◆ **TRY IT**:
What lines in the data hold the string "Monday"? Show them.

>>>

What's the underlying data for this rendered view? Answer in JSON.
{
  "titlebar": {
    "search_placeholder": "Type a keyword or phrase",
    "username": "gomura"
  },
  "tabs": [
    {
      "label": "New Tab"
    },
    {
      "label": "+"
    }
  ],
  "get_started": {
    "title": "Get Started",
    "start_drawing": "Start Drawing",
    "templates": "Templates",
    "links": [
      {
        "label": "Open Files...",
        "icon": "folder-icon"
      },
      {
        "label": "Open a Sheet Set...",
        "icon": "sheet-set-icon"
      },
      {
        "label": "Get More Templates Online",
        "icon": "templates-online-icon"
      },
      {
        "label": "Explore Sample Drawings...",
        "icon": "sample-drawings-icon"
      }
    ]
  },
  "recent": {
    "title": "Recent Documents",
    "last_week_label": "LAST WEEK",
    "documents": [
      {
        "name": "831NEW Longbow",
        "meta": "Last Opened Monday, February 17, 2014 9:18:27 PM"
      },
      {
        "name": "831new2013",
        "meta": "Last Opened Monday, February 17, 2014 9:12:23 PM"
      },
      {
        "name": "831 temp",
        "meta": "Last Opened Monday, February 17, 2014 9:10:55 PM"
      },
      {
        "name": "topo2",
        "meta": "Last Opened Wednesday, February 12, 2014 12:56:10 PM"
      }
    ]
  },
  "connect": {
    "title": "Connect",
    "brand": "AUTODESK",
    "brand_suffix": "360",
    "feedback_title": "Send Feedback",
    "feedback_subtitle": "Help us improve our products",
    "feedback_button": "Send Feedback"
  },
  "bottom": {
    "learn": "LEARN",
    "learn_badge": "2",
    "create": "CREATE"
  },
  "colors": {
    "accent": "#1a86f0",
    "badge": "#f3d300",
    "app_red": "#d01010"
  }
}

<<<

◆ **YOUR RESPONSE**:
        "meta": "Last Opened Monday, February 17, 2014 9:18:27 PM"
        "meta": "Last Opened Monday, February 17, 2014 9:12:23 PM"
        "meta": "Last Opened Monday, February 17, 2014 9:10:55 PM"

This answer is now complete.